The City is set to vote on a tougher climate blueprint on Monday.  So far, Mayor Pete in his Presidential campaign has proposed a $2B climate plan that gets to net-zero carbon emissions by 2050 and he says he supports an “achievable” Green New Deal.  In response to the protesters, a campaign spokesperson told The Hill, “Under Mayor Pete Buttigieg’s leadership, the City of South Bend has prioritized sustainability and action to address the climate change crisis. From constructing the first LEED-certified South Bend city government buildings, to implementing green infrastructure in neighborhoods throughout the area, to responding to historic flooding caused by climate change, the Mayor has led from the front on climate.”

‘The Game” – How’d It End? In Tears

The protesters at the football game received supportive tweets from some Democratic presidential candidates including Sen. Elizabeth Warren and Sen. Bernie Sanders, though interestingly not Harvard alum Mayor Pete.  The student organizers and many of the protesters were arrested, but told NPR they considered the protest a huge success.  NPR interviewed Harvard senior Caleb Schwartz, one of the protest organizers who was arrested on Saturday, who said that the mood on the field was joyful, despite the possibility of arrest.

“That moment, when we saw people running onto the field was just really incredible,” he told NPR. “I saw organizers around me crying because it was such a beautiful moment.”

Oh, and Yale came from behind to beat Harvard in OT, just before the game was about to be suspended for darkness.

Up Next

Australia Finally Releases Pathway to Net Zero By 2050, Leaving Many Wanting More

Australia Finally Releases Pathway to Net Zero By 2050, Leaving Many Wanting More

By Amy Lupica, ODP Daily Editor With less than one week left until COP26, Australian Prime Minister Scott Morrison has moved his government to the left on climate change, committing for the first time to a net zero target by 2050, but questions remain about the details and many remain frustrated by Morrison’s refusal to […]

Continue Reading 518 words
Atmospheric Carbon Levels Reach 3 Million Year Highs Ahead of COP26

Atmospheric Carbon Levels Reach 3 Million Year Highs Ahead of COP26

By Amy Lupica, ODP Daily Editor Atmospheric carbon dioxide levels have hit a three-million-year high, according to a World Meteorological Organization (WMO) report published yesterday.
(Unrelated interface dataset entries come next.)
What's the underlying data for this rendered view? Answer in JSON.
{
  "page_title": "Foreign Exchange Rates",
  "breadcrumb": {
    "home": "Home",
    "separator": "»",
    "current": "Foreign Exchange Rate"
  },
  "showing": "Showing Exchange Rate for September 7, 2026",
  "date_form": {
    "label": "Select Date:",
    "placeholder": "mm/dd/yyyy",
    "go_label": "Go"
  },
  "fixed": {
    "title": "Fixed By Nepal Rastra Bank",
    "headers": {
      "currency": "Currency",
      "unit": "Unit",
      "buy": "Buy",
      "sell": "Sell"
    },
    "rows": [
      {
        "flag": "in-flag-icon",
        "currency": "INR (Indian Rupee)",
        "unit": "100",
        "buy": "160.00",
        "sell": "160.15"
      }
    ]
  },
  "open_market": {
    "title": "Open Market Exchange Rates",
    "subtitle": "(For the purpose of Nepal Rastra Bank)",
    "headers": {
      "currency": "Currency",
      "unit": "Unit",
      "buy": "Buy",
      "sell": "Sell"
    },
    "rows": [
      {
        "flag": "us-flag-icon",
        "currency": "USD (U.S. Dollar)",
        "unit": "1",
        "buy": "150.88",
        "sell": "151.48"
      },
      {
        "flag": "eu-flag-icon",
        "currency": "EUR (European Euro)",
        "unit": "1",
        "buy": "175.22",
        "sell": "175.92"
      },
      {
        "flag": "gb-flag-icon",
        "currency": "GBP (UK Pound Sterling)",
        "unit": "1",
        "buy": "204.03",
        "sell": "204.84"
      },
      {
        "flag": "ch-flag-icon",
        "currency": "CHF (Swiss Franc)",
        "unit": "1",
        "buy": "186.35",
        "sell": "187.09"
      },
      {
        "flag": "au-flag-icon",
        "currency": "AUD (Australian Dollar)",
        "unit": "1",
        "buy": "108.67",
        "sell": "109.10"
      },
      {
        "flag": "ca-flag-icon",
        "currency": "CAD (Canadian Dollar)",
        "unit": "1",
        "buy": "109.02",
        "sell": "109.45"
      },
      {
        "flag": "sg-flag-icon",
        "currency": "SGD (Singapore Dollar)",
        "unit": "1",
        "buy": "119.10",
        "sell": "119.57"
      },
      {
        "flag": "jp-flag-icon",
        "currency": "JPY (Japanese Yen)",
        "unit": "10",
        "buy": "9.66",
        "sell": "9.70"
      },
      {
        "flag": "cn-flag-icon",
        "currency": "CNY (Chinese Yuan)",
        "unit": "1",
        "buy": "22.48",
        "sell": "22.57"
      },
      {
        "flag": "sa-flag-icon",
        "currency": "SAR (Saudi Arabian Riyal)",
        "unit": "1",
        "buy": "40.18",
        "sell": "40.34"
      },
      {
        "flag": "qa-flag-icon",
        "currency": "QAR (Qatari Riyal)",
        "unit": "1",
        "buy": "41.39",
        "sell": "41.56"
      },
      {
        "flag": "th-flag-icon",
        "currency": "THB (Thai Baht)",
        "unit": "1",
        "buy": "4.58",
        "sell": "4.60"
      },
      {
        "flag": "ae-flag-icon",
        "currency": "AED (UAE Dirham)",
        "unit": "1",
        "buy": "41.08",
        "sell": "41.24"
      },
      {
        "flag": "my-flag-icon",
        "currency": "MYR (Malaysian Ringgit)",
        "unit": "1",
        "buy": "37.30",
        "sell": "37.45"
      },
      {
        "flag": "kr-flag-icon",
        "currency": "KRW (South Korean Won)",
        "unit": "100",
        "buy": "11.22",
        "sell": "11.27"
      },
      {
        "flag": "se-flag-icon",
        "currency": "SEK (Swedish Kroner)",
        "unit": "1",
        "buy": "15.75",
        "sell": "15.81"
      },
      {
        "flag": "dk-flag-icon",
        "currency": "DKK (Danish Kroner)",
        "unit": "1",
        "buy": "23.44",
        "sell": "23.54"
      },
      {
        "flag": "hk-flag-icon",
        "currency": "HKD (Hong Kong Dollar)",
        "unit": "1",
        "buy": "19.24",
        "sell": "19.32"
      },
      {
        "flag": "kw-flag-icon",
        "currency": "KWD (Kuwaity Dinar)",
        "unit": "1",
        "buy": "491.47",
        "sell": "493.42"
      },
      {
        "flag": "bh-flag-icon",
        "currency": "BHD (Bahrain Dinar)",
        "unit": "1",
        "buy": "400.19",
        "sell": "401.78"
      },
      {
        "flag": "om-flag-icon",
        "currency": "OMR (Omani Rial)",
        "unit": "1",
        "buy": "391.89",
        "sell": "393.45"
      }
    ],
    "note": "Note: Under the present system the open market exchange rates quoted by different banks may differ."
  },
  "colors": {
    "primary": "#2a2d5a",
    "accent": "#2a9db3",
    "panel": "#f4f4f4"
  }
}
Despite a brief dip in emissions in 2020 due to the COVID-19 pandemic, the overall trend of increasing emissions continues, indicating last year’s dip had little to no impact on […]

Continue Reading 313 words
Global Leaders and Scientists on the Economic Cost of Biodiversity Loss

Global Leaders and Scientists on the Economic Cost of Biodiversity Loss

By Natasha Lasky, ODP Staff Writer A report in the Dasgupta Review shows that by using a fiscal lens to view Earth’s growing biodiversity loss, we can see how it links to economic development. By viewing nature as an asset like “produced capital (roads, buildings and factories)” or “human capital (health, knowledge and skills)” — […]

Continue Reading 376 words

Want the planet in your inbox?

Subscribe to the email that top lawmakers, renowned scientists, and thousands of concerned citizens turn to each morning for the latest environmental news and analysis.